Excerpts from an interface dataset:
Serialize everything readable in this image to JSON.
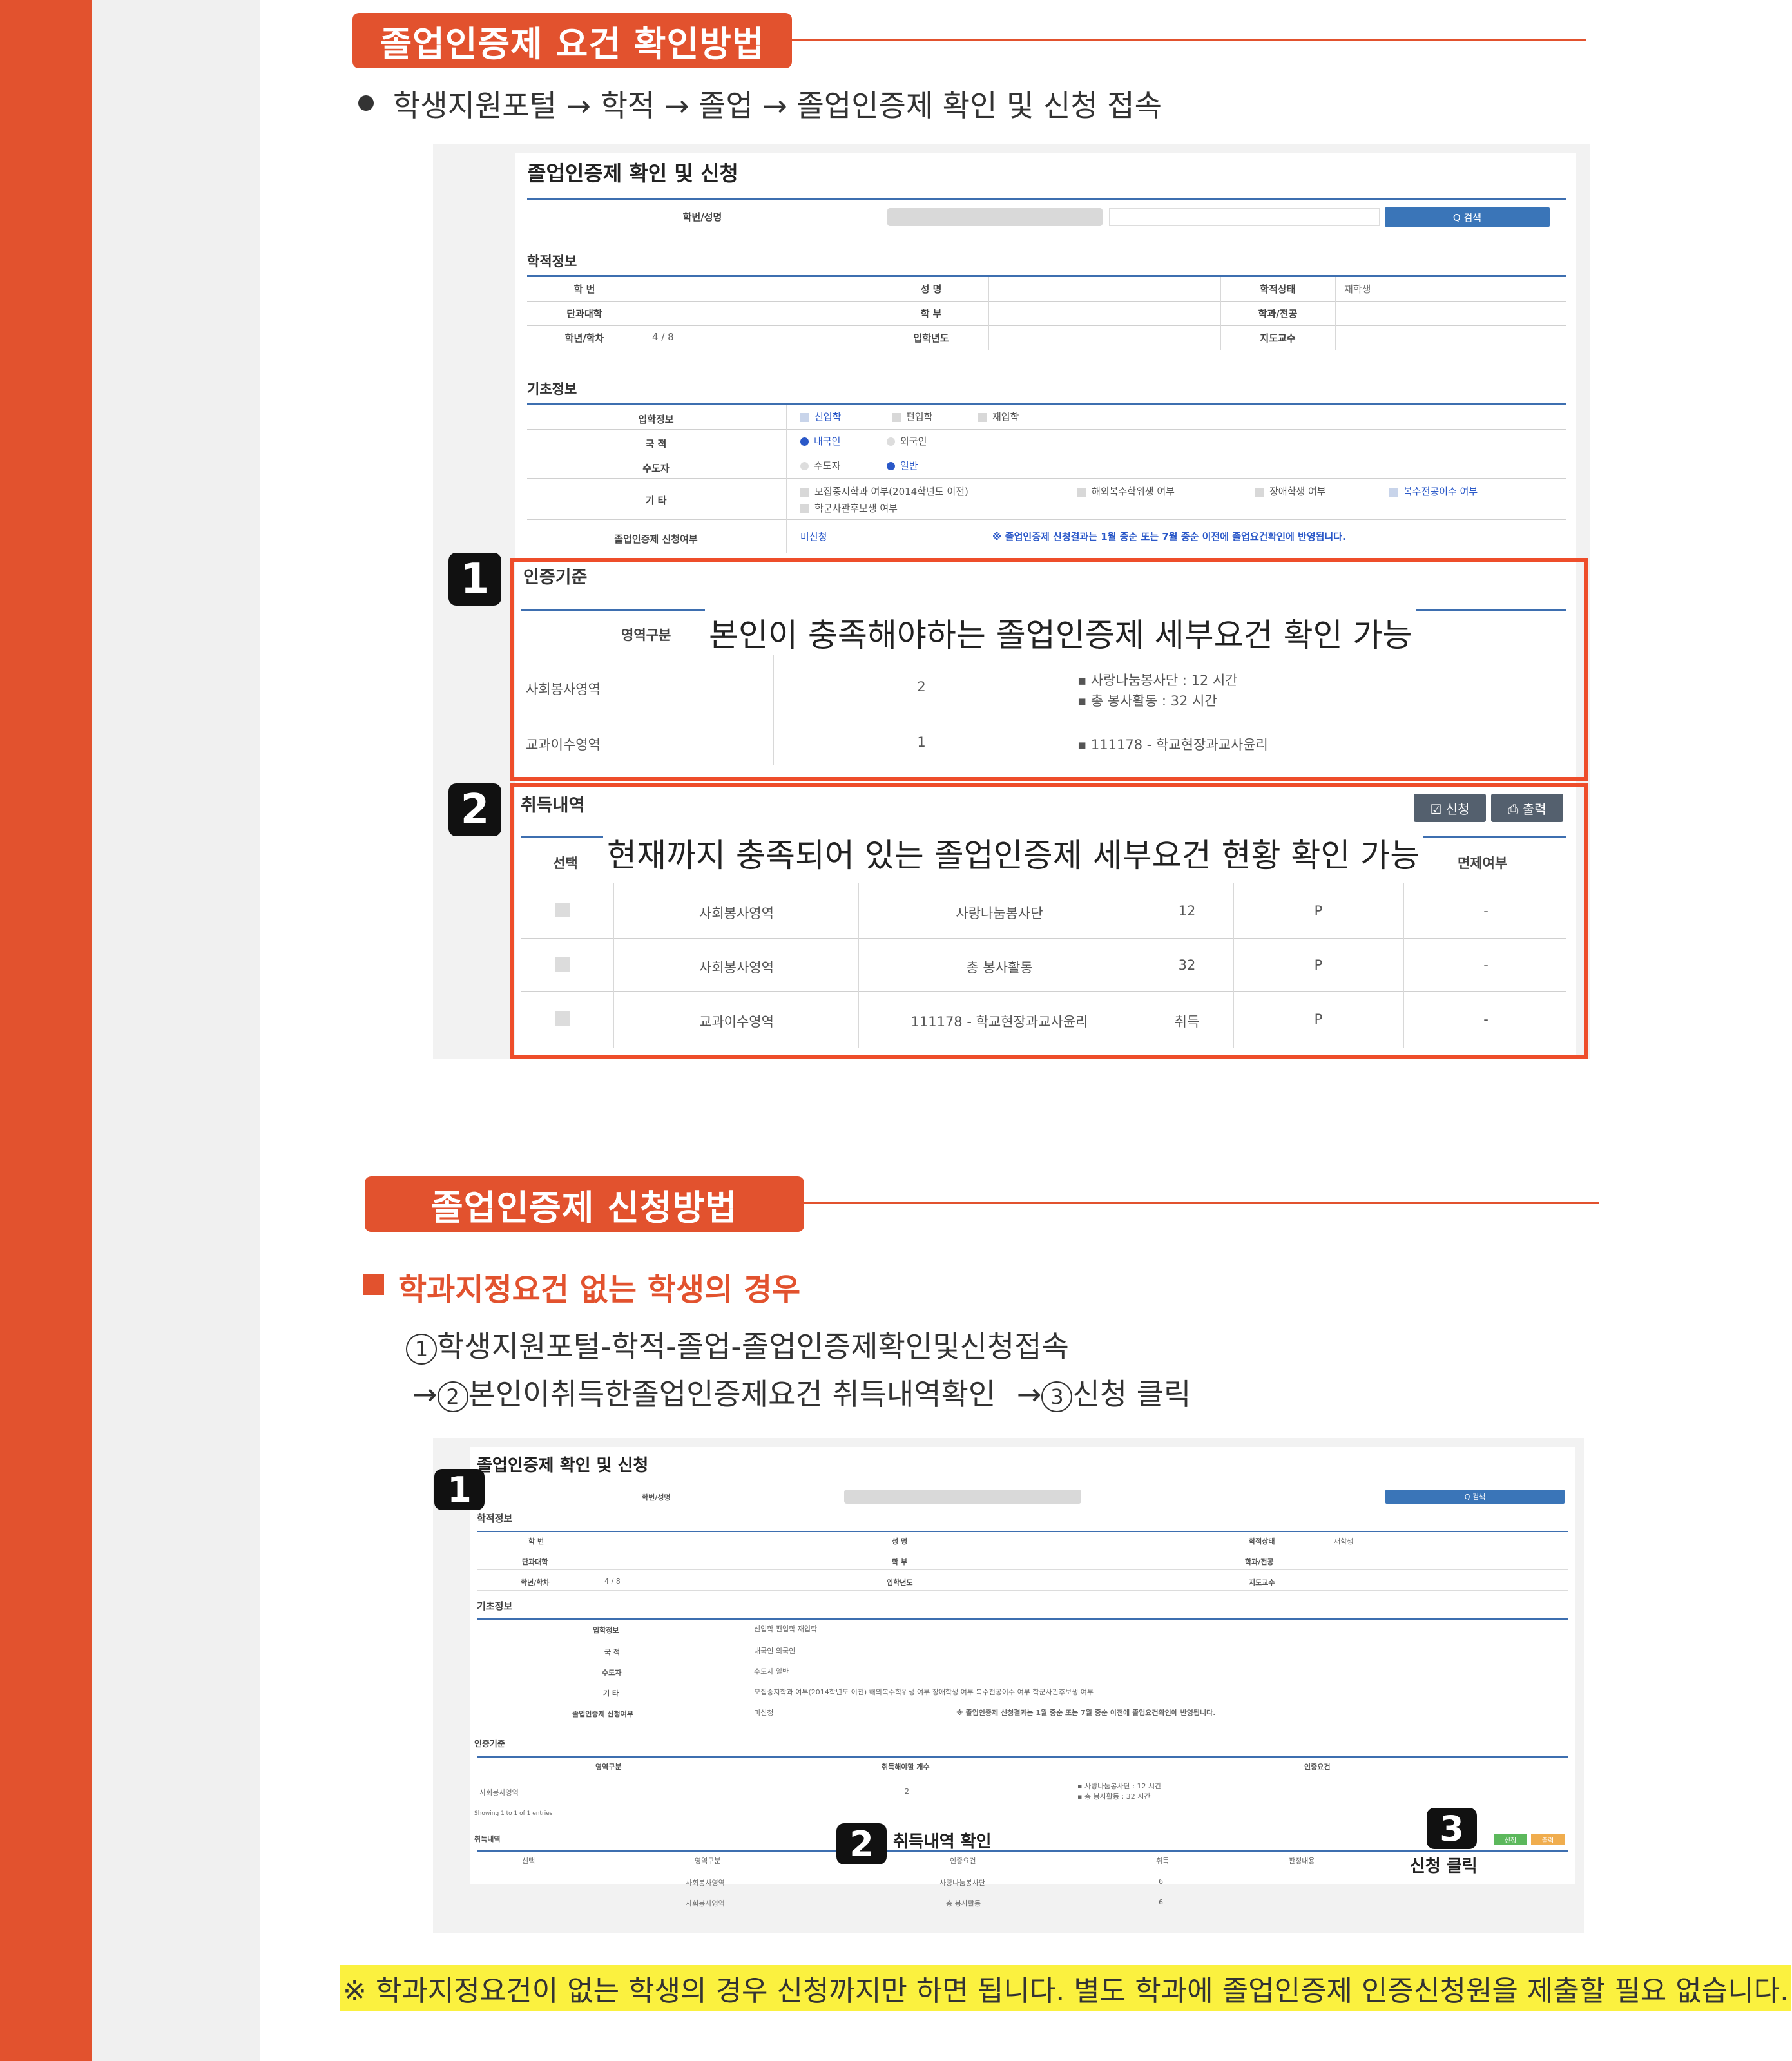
{
  "section1": {
    "title": "졸업인증제 요건 확인방법",
    "path": "학생지원포털 → 학적 → 졸업 → 졸업인증제 확인 및 신청 접속"
  },
  "screen1": {
    "title": "졸업인증제 확인 및 신청",
    "search_label": "학번/성명",
    "search_button": "Q 검색",
    "academic": {
      "title": "학적정보",
      "row1": [
        "학 번",
        "",
        "성 명",
        "",
        "학적상태",
        "재학생"
      ],
      "row2": [
        "단과대학",
        "",
        "학 부",
        "",
        "학과/전공",
        ""
      ],
      "row3": [
        "학년/학차",
        "4 / 8",
        "입학년도",
        "",
        "지도교수",
        ""
      ]
    },
    "basic": {
      "title": "기초정보",
      "admission_label": "입학정보",
      "admission_opts": [
        "신입학",
        "편입학",
        "재입학"
      ],
      "nationality_label": "국 적",
      "nationality_opts": [
        "내국인",
        "외국인"
      ],
      "capital_label": "수도자",
      "capital_opts": [
        "수도자",
        "일반"
      ],
      "etc_label": "기 타",
      "etc_opts": [
        "모집중지학과 여부(2014학년도 이전)",
        "해외복수학위생 여부",
        "장애학생 여부",
        "복수전공이수 여부"
      ],
      "etc_opt5": "학군사관후보생 여부",
      "apply_label": "졸업인증제 신청여부",
      "apply_value": "미신청",
      "apply_note": "※ 졸업인증제 신청결과는 1월 중순 또는 7월 중순 이전에 졸업요건확인에 반영됩니다."
    },
    "cert": {
      "marker": "1",
      "title": "인증기준",
      "col_area": "영역구분",
      "overlay": "본인이 충족해야하는  졸업인증제 세부요건 확인 가능",
      "rows": [
        {
          "area": "사회봉사영역",
          "count": "2",
          "detail1": "▪ 사랑나눔봉사단 : 12 시간",
          "detail2": "▪ 총 봉사활동 : 32 시간"
        },
        {
          "area": "교과이수영역",
          "count": "1",
          "detail1": "▪ 111178 - 학교현장과교사윤리",
          "detail2": ""
        }
      ]
    },
    "acq": {
      "marker": "2",
      "title": "취득내역",
      "btn_apply": "☑ 신청",
      "btn_print": "⎙ 출력",
      "col_select": "선택",
      "col_exempt": "면제여부",
      "overlay": "현재까지 충족되어 있는 졸업인증제 세부요건 현황 확인 가능",
      "rows": [
        {
          "area": "사회봉사영역",
          "item": "사랑나눔봉사단",
          "value": "12",
          "result": "P",
          "exempt": "-"
        },
        {
          "area": "사회봉사영역",
          "item": "총 봉사활동",
          "value": "32",
          "result": "P",
          "exempt": "-"
        },
        {
          "area": "교과이수영역",
          "item": "111178 - 학교현장과교사윤리",
          "value": "취득",
          "result": "P",
          "exempt": "-"
        }
      ]
    }
  },
  "section2": {
    "title": "졸업인증제 신청방법",
    "subhead": "학과지정요건 없는 학생의 경우",
    "step1_num": "1",
    "step1": "학생지원포털-학적-졸업-졸업인증제확인및신청접속",
    "arrow": "→",
    "step2_num": "2",
    "step2": "본인이취득한졸업인증제요건 취득내역확인",
    "step3_num": "3",
    "step3": "신청 클릭"
  },
  "screen2": {
    "title": "졸업인증제 확인 및 신청",
    "marker1": "1",
    "marker2": "2",
    "marker3": "3",
    "search_label": "학번/성명",
    "search_button": "Q 검색",
    "academic_title": "학적정보",
    "a_row1": [
      "학 번",
      "성 명",
      "학적상태",
      "재학생"
    ],
    "a_row2": [
      "단과대학",
      "학 부",
      "학과/전공"
    ],
    "a_row3": [
      "학년/학차",
      "4 / 8",
      "입학년도",
      "지도교수"
    ],
    "basic_title": "기초정보",
    "b_labels": [
      "입학정보",
      "국 적",
      "수도자",
      "기 타",
      "졸업인증제 신청여부"
    ],
    "b_admission": "신입학   편입학   재입학",
    "b_nation": "내국인   외국인",
    "b_capital": "수도자   일반",
    "b_etc": "모집중지학과 여부(2014학년도 이전)   해외복수학위생 여부   장애학생 여부   복수전공이수 여부   학군사관후보생 여부",
    "b_apply": "미신청",
    "b_note": "※ 졸업인증제 신청결과는 1월 중순 또는 7월 중순 이전에 졸업요건확인에 반영됩니다.",
    "cert_title": "인증기준",
    "cert_cols": [
      "영역구분",
      "취득해야할 개수",
      "인증요건"
    ],
    "cert_row": [
      "사회봉사영역",
      "2",
      "▪ 사랑나눔봉사단 : 12 시간",
      "▪ 총 봉사활동 : 32 시간"
    ],
    "showing": "Showing 1 to 1 of 1 entries",
    "acq_title": "취득내역",
    "acq_cols": [
      "선택",
      "영역구분",
      "인증요건",
      "취득",
      "판정내용"
    ],
    "acq_rows": [
      [
        "사회봉사영역",
        "사랑나눔봉사단",
        "6"
      ],
      [
        "사회봉사영역",
        "총 봉사활동",
        "6"
      ]
    ],
    "callout2": "취득내역 확인",
    "callout3": "신청 클릭",
    "btn_apply": "신청",
    "btn_print": "출력"
  },
  "note": "※ 학과지정요건이 없는 학생의 경우 신청까지만 하면 됩니다. 별도 학과에 졸업인증제 인증신청원을 제출할 필요 없습니다."
}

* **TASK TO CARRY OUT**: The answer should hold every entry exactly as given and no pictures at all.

* **OUTPUT OF THE EXERCISE**:
Serialize everything readable in this image to JSON.
{
  "section1": {
    "title": "졸업인증제 요건 확인방법",
    "path": "학생지원포털 → 학적 → 졸업 → 졸업인증제 확인 및 신청 접속"
  },
  "screen1": {
    "title": "졸업인증제 확인 및 신청",
    "search_label": "학번/성명",
    "search_button": "Q 검색",
    "academic": {
      "title": "학적정보",
      "row1": [
        "학 번",
        "",
        "성 명",
        "",
        "학적상태",
        "재학생"
      ],
      "row2": [
        "단과대학",
        "",
        "학 부",
        "",
        "학과/전공",
        ""
      ],
      "row3": [
        "학년/학차",
        "4 / 8",
        "입학년도",
        "",
        "지도교수",
        ""
      ]
    },
    "basic": {
      "title": "기초정보",
      "admission_label": "입학정보",
      "admission_opts": [
        "신입학",
        "편입학",
        "재입학"
      ],
      "nationality_label": "국 적",
      "nationality_opts": [
        "내국인",
        "외국인"
      ],
      "capital_label": "수도자",
      "capital_opts": [
        "수도자",
        "일반"
      ],
      "etc_label": "기 타",
      "etc_opts": [
        "모집중지학과 여부(2014학년도 이전)",
        "해외복수학위생 여부",
        "장애학생 여부",
        "복수전공이수 여부"
      ],
      "etc_opt5": "학군사관후보생 여부",
      "apply_label": "졸업인증제 신청여부",
      "apply_value": "미신청",
      "apply_note": "※ 졸업인증제 신청결과는 1월 중순 또는 7월 중순 이전에 졸업요건확인에 반영됩니다."
    },
    "cert": {
      "marker": "1",
      "title": "인증기준",
      "col_area": "영역구분",
      "overlay": "본인이 충족해야하는  졸업인증제 세부요건 확인 가능",
      "rows": [
        {
          "area": "사회봉사영역",
          "count": "2",
          "detail1": "▪ 사랑나눔봉사단 : 12 시간",
          "detail2": "▪ 총 봉사활동 : 32 시간"
        },
        {
          "area": "교과이수영역",
          "count": "1",
          "detail1": "▪ 111178 - 학교현장과교사윤리",
          "detail2": ""
        }
      ]
    },
    "acq": {
      "marker": "2",
      "title": "취득내역",
      "btn_apply": "☑ 신청",
      "btn_print": "⎙ 출력",
      "col_select": "선택",
      "col_exempt": "면제여부",
      "overlay": "현재까지 충족되어 있는 졸업인증제 세부요건 현황 확인 가능",
      "rows": [
        {
          "area": "사회봉사영역",
          "item": "사랑나눔봉사단",
          "value": "12",
          "result": "P",
          "exempt": "-"
        },
        {
          "area": "사회봉사영역",
          "item": "총 봉사활동",
          "value": "32",
          "result": "P",
          "exempt": "-"
        },
        {
          "area": "교과이수영역",
          "item": "111178 - 학교현장과교사윤리",
          "value": "취득",
          "result": "P",
          "exempt": "-"
        }
      ]
    }
  },
  "section2": {
    "title": "졸업인증제 신청방법",
    "subhead": "학과지정요건 없는 학생의 경우",
    "step1_num": "1",
    "step1": "학생지원포털-학적-졸업-졸업인증제확인및신청접속",
    "arrow": "→",
    "step2_num": "2",
    "step2": "본인이취득한졸업인증제요건 취득내역확인",
    "step3_num": "3",
    "step3": "신청 클릭"
  },
  "screen2": {
    "title": "졸업인증제 확인 및 신청",
    "marker1": "1",
    "marker2": "2",
    "marker3": "3",
    "search_label": "학번/성명",
    "search_button": "Q 검색",
    "academic_title": "학적정보",
    "a_row1": [
      "학 번",
      "성 명",
      "학적상태",
      "재학생"
    ],
    "a_row2": [
      "단과대학",
      "학 부",
      "학과/전공"
    ],
    "a_row3": [
      "학년/학차",
      "4 / 8",
      "입학년도",
      "지도교수"
    ],
    "basic_title": "기초정보",
    "b_labels": [
      "입학정보",
      "국 적",
      "수도자",
      "기 타",
      "졸업인증제 신청여부"
    ],
    "b_admission": "신입학   편입학   재입학",
    "b_nation": "내국인   외국인",
    "b_capital": "수도자   일반",
    "b_etc": "모집중지학과 여부(2014학년도 이전)   해외복수학위생 여부   장애학생 여부   복수전공이수 여부   학군사관후보생 여부",
    "b_apply": "미신청",
    "b_note": "※ 졸업인증제 신청결과는 1월 중순 또는 7월 중순 이전에 졸업요건확인에 반영됩니다.",
    "cert_title": "인증기준",
    "cert_cols": [
      "영역구분",
      "취득해야할 개수",
      "인증요건"
    ],
    "cert_row": [
      "사회봉사영역",
      "2",
      "▪ 사랑나눔봉사단 : 12 시간",
      "▪ 총 봉사활동 : 32 시간"
    ],
    "showing": "Showing 1 to 1 of 1 entries",
    "acq_title": "취득내역",
    "acq_cols": [
      "선택",
      "영역구분",
      "인증요건",
      "취득",
      "판정내용"
    ],
    "acq_rows": [
      [
        "사회봉사영역",
        "사랑나눔봉사단",
        "6"
      ],
      [
        "사회봉사영역",
        "총 봉사활동",
        "6"
      ]
    ],
    "callout2": "취득내역 확인",
    "callout3": "신청 클릭",
    "btn_apply": "신청",
    "btn_print": "출력"
  },
  "note": "※ 학과지정요건이 없는 학생의 경우 신청까지만 하면 됩니다. 별도 학과에 졸업인증제 인증신청원을 제출할 필요 없습니다."
}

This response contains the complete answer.